Wendy's founder Dave Thomas once said: “It all comes back to the basics. Serve customers the best-tasting food at a good value in a clean, comfortable restaurant, and they'll keep coming back.” Apply that telling quote of ease and simplicity to Cars 3 as a perfect parallel. The savvy creators at Pixar know how to package a quality product of with clean and clear values that gain brand loyalty from wide audiences. Returning to its Americana roots, Cars 3 rediscovers the franchise’s successful foundation of wholesome heart.
The new film from Trey Edward Shults needs to be scene to be believed. There is hype and highmindedness beyond the horror film marketing of It Comes at Night. That said, it will scratch many heads at the same time. Here is my newest YouTube "Movie Classroom" video review using the ShowMe iPad app and iMovie. Enjoy!

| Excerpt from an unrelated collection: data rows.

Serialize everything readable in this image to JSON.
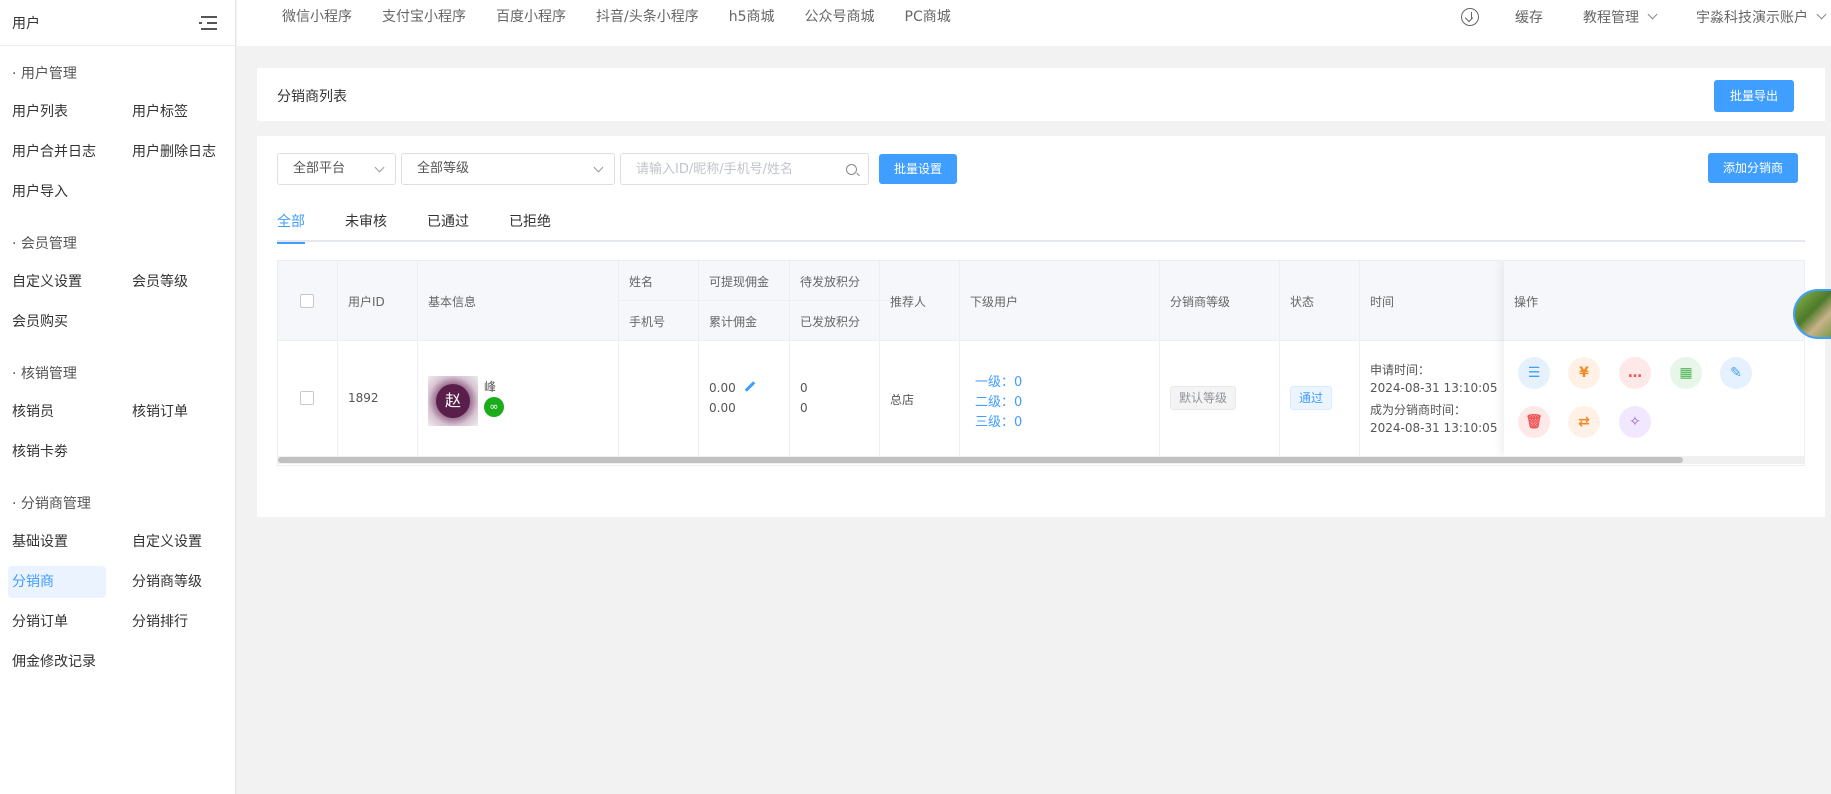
{
  "sidebar": {
    "title": "用户",
    "groups": [
      {
        "title": "· 用户管理",
        "items": [
          "用户列表",
          "用户标签",
          "用户合并日志",
          "用户删除日志",
          "用户导入"
        ]
      },
      {
        "title": "· 会员管理",
        "items": [
          "自定义设置",
          "会员等级",
          "会员购买"
        ]
      },
      {
        "title": "· 核销管理",
        "items": [
          "核销员",
          "核销订单",
          "核销卡劵"
        ]
      },
      {
        "title": "· 分销商管理",
        "items": [
          "基础设置",
          "自定义设置",
          "分销商",
          "分销商等级",
          "分销订单",
          "分销排行",
          "佣金修改记录"
        ]
      }
    ],
    "active_item": "分销商"
  },
  "topnav": {
    "links": [
      "微信小程序",
      "支付宝小程序",
      "百度小程序",
      "抖音/头条小程序",
      "h5商城",
      "公众号商城",
      "PC商城"
    ],
    "cache": "缓存",
    "tutorial": "教程管理",
    "account": "宇淼科技演示账户"
  },
  "header_card": {
    "title": "分销商列表",
    "export_label": "批量导出"
  },
  "filters": {
    "platform": "全部平台",
    "level": "全部等级",
    "search_placeholder": "请输入ID/昵称/手机号/姓名",
    "batch_label": "批量设置",
    "add_label": "添加分销商"
  },
  "tabs": [
    "全部",
    "未审核",
    "已通过",
    "已拒绝"
  ],
  "table": {
    "headers": {
      "user_id": "用户ID",
      "basic_info": "基本信息",
      "name": "姓名",
      "phone": "手机号",
      "withdrawable": "可提现佣金",
      "total_commission": "累计佣金",
      "pending_points": "待发放积分",
      "issued_points": "已发放积分",
      "referrer": "推荐人",
      "subordinates": "下级用户",
      "level": "分销商等级",
      "status": "状态",
      "time": "时间",
      "ops": "操作"
    },
    "rows": [
      {
        "user_id": "1892",
        "avatar_char": "赵",
        "nickname": "峰",
        "withdrawable": "0.00",
        "total_commission": "0.00",
        "pending_points": "0",
        "issued_points": "0",
        "referrer": "总店",
        "level1": "一级：0",
        "level2": "二级：0",
        "level3": "三级：0",
        "level": "默认等级",
        "status": "通过",
        "apply_label": "申请时间：",
        "apply_time": "2024-08-31 13:10:05",
        "become_label": "成为分销商时间：",
        "become_time": "2024-08-31 13:10:05"
      }
    ]
  },
  "op_icons": [
    "order-icon",
    "commission-icon",
    "message-icon",
    "qrcode-icon",
    "edit-icon",
    "delete-icon",
    "unbind-icon",
    "settings-icon"
  ],
  "colors": {
    "primary": "#409eff",
    "wechat": "#1aad19"
  }
}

Roger Michell stiffens his upper lip from his Love, Actually and Notting Hill fare to tackle a costume drama with My Cousin Rachel. Oddly enough, this film can stake a serendipitous claim as the second Michell-directed film about “kissing cousins” after Hyde Park on the Hudson. Unfortunately, more than a little uncomfortable laughter of preposterousness pokes out of this film while trying to portray itself as flowing romantic drama. That’s not going to sweep anyone.
I, Daniel Blake is unabashedly a “bleeding heart” film on literal and figurative levels. If this was a Hollywood film, it would be overrun with shouted speeches and orchestrational swells trying to manufacture emotional peaks. Fluff like that is unnecessary if you have the right poetic realism, For Loach, that’s second hand and he picks the right soapbox placement and thickness.
In returning to my "Movie Classroom" series of interactive whiteboard video reviews with new vigor, new skills, and new tools, I wanted to bring back and upload my old video attempts to my Every Movie Has a Lesson YouTube channel. In a massive file drop, I recently uploaded 29 of my past Movie Classroom videos from 2014, including winners like Whiplash and Birdman. Head over and reminisce on some fine films and commentary by yours truly.
Episode 3 of the Reel Talker Podcast is all about Wonder Woman. I was invited again to join Jim Alexander, my fellow co-founder and co-director of the Chicago Independent Film Critics Circle. Jim brings up his frustrations with the early Wonder Woman critic reactions while I discuss my favorite moments of the film and why I think it can be an inspirational movie. We also debate where Wonder Woman ranks among DC movies. All that and more in the Reel Talker podcast!
Take the title of the film whatever way you wish, be it literally with the lurking threats of nightfall in this landscape or figuratively with the visions and nightmares one has while alone with their thoughts before sleeping. It Comes at Night is tightly comprised of excruciating moral challenges that escalate with time.
This past week, the Kicking the Seat Podcast reunited a super-team of critics to discuss Patty Jenkins' Wonder Woman! I was invited by the KtS host Ian Simmons to join himself, David Fowlie of Keeping it Reel, and Emmanuel Noisette of Eman's Movie Reviews after an advance screening at the ShowPlace ICON X at Roosevelt Collections. As always, I'm honored to be invited by Ian, a gracious host like no other.